^ Ranger and me at the edge of the mighty blue Pacific.

^ Where Kalaloch Creek enters the Pacific is a place of freshwater magic that we call the lagoon. Gnarled and bleached beach logs decorate the landscape like climbing structures, the flat stones alow for fantastic skipping, and all of us - Ranger included - consider this an ideal playground.

^ I do not understand everything that my daughters do. I have also learned to stop asking questions.

^ Ranger, on the other hand, exhibits highly predictable and self-explanatory beach behavior.


(Runs along the lengths of the logs with his nose skimming the sand, drinking in delicious if invisible scents.)


(Stops abruptly. Lifts leg and liberally marks his territory.)

(Repeat endlessly.)

^ As the sun arced from its morning hiding place among the trees over the campground, to high above the water during the long afternoon, the sunlight played against the ocean in a variety of angles and intensities.

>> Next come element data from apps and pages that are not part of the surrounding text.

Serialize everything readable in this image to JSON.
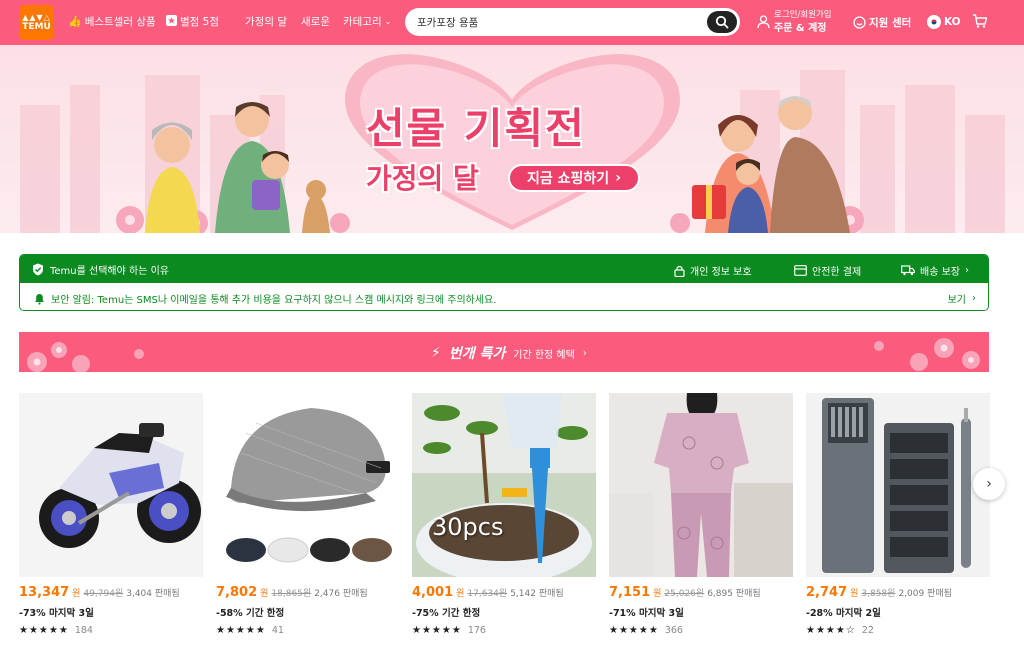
{
  "header": {
    "logo_top": "▲▲▼△",
    "logo_name": "TEMU",
    "nav": [
      {
        "label": "베스트셀러 상품",
        "icon": "thumbs-up-icon"
      },
      {
        "label": "별점 5점",
        "icon": "star-box-icon"
      },
      {
        "label": "가정의 달"
      },
      {
        "label": "새로운"
      },
      {
        "label": "카테고리",
        "icon": "chevron-down-icon"
      }
    ],
    "search_value": "포카포장 용품",
    "account_line1": "로그인/회원가입",
    "account_line2": "주문 & 계정",
    "support": "지원 센터",
    "language": "KO"
  },
  "banner": {
    "title": "선물 기획전",
    "subtitle": "가정의 달",
    "cta": "지금 쇼핑하기"
  },
  "trust": {
    "why": "Temu를 선택해야 하는 이유",
    "features": [
      "개인 정보 보호",
      "안전한 결제",
      "배송 보장"
    ],
    "alert": "보안 알림: Temu는 SMS나 이메일을 통해 추가 비용을 요구하지 않으니 스캠 메시지와 링크에 주의하세요.",
    "view": "보기"
  },
  "deal": {
    "title": "번개 특가",
    "sub": "기간 한정 혜택"
  },
  "products": [
    {
      "price": "13,347",
      "won": "원",
      "orig": "49,794원",
      "sold": "3,404 판매됨",
      "promo": "-73% 마지막 3일",
      "stars": "★★★★★",
      "rating": 5,
      "reviews": "184"
    },
    {
      "price": "7,802",
      "won": "원",
      "orig": "18,865원",
      "sold": "2,476 판매됨",
      "promo": "-58% 기간 한정",
      "stars": "★★★★★",
      "rating": 5,
      "reviews": "41"
    },
    {
      "price": "4,001",
      "won": "원",
      "orig": "17,634원",
      "sold": "5,142 판매됨",
      "promo": "-75% 기간 한정",
      "stars": "★★★★★",
      "rating": 4.5,
      "reviews": "176",
      "image_text": "30pcs"
    },
    {
      "price": "7,151",
      "won": "원",
      "orig": "25,026원",
      "sold": "6,895 판매됨",
      "promo": "-71% 마지막 3일",
      "stars": "★★★★★",
      "rating": 5,
      "reviews": "366"
    },
    {
      "price": "2,747",
      "won": "원",
      "orig": "3,858원",
      "sold": "2,009 판매됨",
      "promo": "-28% 마지막 2일",
      "stars": "★★★★☆",
      "rating": 4.5,
      "reviews": "22"
    }
  ],
  "colors": {
    "brand_pink": "#fb5b7d",
    "brand_orange": "#fb7701",
    "trust_green": "#0a8a1f"
  }
}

Capturing each subtle difference became my obsession, and I've got the camera roll to prove it.

^ This suspended tree offers a living cross section of itself and, along with the tiny freshwater stream that trickles out from underneath, presents an irresistible place to explore. My daughters still find themselves drawn to this imaginary "cave" of their youth, though Ranger has always regarded the closed-in space with trepidation. He is not a fan.

^ A long hike down to the north end of the beach at low tide rewards us with a rare opportunity to adventure among some rocks that are typically surrounded by water.

^ After exploring around the main bulwark, Daughter Number Three decided the only way to go was up. Numbers Two and Four soon followed, all climbing monkey-style up the steep incline to the top. As usual, Ranger would have no part of such foolishness, so he and I stayed safe on the sand.

^ Well. Ranger took it upon himself to wade while we waited for the rock climbers. But still, that sand was solid beneath his furry feet, just how he likes it.

^ The sun drifted down the sky as we walked back to our base camp in the sand.

^ Where freshwater streams cross the beach to join the ocean, these sharp-edged sandy min-cliffs form and present an irresistible invitation for someone to sully their top edge. Each footstep crumbles the fragile border and causes both a load of sand and the offending foot to crash down to the lower level of the stream. This too is an age-old game for my family, though this is the first time that Ranger has joined in on the action.

^ A girl and her dog, walking back. We found our outbound footprints in the damp sand, and all took turns trying to walk backwards in our opposite-direction steps.

^ Settled back at our spot, we conferred with our timepieces and concluded that our time was just about up. The girls requested a few last minutes to hop in the waves; Ranger and I sat back to drink in the last wind-blown moments of peace. 

^ Sadly, there was no rest for poor Ranger, who smelled the impending change in the air. So keen to our habits is he that he sat on pins and needles through these final moments, knowing that something was about to happen.

^ Which, of course, it did. Shortly, we gathered up heaping armfuls of towels, books, snacks, jackets and shoes, and slowly, contentedly made our way back to the car and the long ride home.

^ Making our way up and away, I turned around, as I always do, for one last look.

Goodbye Kalaloch! I promise we'll be back soon.

* * * * *

My family and I go to Kalaloch a lot. Here are stories from our trips over the years: